Now that artsy sites like Pinterest and Instagram are reaching critical mass, even writers need a way to make their stories pop. Recently, publishers like The Economist, The Washington Post, and Entertainment Weekly have turned to a text visualization tool called Infomous to give readers a fresh perspective on current events.
Reminiscent of comic strip dialogue and brainstorming models, Infomous turns keywords from articles and Twitter feeds into clickable bubbles that link to other content within your site. The more often a word appears, the larger it looks in the cloud. The words update in real-time and can be moderated by clicking on an “x” to delete unwanted or irrelevant words. Said Infomous president Paolo Gaudiano, “It makes it easy for you to figure out what’s relevant to you.” The clouds can also be also be monetized with a sponsored links module. Here, Gaudiano shares three ways to use the tool.
In August 2011, The Washington Post asked its readers to write about their struggles with unemployment to “show the real impact of joblessness” in America. Their testimonials appeared in a navigation cloud with keywords like “money,” “months,” “job,” and “now.”

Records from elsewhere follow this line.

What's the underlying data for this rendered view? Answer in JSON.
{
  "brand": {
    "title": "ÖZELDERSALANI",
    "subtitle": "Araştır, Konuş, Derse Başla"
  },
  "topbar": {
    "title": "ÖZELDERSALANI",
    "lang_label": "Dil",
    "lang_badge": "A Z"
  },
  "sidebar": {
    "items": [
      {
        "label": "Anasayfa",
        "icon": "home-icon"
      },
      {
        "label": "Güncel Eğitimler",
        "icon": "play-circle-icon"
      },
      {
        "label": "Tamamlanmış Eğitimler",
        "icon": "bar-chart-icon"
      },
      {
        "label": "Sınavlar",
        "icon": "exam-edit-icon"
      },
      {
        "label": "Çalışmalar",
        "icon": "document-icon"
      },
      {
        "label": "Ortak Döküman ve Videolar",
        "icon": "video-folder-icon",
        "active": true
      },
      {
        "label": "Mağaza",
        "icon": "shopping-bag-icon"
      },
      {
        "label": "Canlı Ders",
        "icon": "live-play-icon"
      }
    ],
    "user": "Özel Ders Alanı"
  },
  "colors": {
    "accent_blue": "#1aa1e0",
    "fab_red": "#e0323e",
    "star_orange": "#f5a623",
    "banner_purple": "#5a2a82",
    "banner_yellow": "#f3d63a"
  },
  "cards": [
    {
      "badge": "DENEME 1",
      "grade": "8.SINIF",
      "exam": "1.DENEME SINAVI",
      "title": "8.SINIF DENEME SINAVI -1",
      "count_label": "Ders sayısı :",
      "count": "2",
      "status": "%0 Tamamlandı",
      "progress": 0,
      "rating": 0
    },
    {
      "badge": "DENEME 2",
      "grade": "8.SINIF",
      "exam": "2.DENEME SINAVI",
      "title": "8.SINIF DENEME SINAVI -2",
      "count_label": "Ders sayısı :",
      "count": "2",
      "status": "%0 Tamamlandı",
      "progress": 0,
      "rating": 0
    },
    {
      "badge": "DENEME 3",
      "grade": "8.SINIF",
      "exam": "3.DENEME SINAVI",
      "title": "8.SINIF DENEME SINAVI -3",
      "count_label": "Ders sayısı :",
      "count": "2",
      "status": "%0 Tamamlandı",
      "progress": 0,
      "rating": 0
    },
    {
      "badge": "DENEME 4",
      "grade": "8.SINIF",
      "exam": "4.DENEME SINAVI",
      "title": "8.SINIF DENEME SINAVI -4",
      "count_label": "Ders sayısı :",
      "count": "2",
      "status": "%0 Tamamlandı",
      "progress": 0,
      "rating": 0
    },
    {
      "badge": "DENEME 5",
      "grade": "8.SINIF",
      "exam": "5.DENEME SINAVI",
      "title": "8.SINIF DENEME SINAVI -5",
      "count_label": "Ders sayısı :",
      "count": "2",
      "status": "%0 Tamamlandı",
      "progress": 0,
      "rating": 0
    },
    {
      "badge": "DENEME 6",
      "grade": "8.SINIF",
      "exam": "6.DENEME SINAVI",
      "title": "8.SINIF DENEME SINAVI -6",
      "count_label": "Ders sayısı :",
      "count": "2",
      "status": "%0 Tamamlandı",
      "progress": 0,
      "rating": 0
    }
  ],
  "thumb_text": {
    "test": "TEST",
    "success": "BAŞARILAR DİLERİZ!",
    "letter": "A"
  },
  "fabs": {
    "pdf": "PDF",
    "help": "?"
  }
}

Of the people who visited the “Help Wanted: Stories of Unemployment” page, 10.5% clicked on at least one word in the cloud and 50% of engaged users clicked through to an article, staying seven times longer than other readers. The trick was to put the navigation tool above the fold, or near the top of the page, and to mark it clearly. The Post editors wrote “(Click to explore ‘Help Wanted’ diaries)” beneath the box.
The Economist uses the service to show how readers respond to current events. Comments from all across the site are fed into the same cloud, creating dialogue bubbles around people like President Obama and countries like China. When you click on the bubbles, you can read the comments and decide for yourself whether the chatter is positive or negative.
This cloud is below the fold, so only 2.7% of readers interact with it, while 2.3% click through to an article. But people who use the cloud spend more than 15 minutes per visit, likely because of the strength of the keywords. Editors should delete the ones that don’t add value.
3. Twitter Polls
“What drives me bananas about Twitter,” said Gaudiano, is that “all you can see are the most recent tweets.” Infomous prioritizes what’s in the Twitter feed by topic so you can “see the main things people are talking about at that moment.”
For its “Comedy” issue, Entertainment Weekly asked its readers to vote for the funniest actor/comedian of all time. Participants could name anyone they liked, casting their votes on Twitter under the hashtag #EWFunniest. The more votes the comedians had, the bigger their names would appear in the navigation cloud. In the end, comedy veterans like Lucille Ball and Chevy Chase beat out current favorites like Jon Stewart, Louis C.K., and Conan O’ Brien.
Pulling keywords from one hashtag worked well for this purpose, but you can also draw from multiple feeds to help bring in a better variety of content.
Based in Cambridge, MA, Infomous spun off from the consulting firm Icosystem Corp. in 2011. The company also has offices in New York and Buenos Aires.